··· THE RECORDS ···

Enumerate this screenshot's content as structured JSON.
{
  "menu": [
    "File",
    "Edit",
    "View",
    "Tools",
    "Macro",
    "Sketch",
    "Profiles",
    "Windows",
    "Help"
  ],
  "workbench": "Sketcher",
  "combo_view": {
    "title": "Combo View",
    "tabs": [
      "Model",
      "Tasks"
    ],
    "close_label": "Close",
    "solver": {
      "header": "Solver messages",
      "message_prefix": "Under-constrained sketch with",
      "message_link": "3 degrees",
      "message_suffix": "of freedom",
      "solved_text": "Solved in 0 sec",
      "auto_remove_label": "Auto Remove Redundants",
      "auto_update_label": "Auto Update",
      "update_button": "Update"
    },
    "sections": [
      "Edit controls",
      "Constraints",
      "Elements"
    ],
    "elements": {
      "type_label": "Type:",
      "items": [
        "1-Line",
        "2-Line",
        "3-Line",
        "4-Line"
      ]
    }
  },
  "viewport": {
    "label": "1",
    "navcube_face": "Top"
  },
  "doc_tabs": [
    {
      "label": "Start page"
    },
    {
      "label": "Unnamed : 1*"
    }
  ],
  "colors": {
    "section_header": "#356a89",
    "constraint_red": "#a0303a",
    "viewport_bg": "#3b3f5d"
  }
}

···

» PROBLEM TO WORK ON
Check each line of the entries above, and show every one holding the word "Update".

» RESULT
      "auto_update_label": "Auto Update",
      "update_button": "Update"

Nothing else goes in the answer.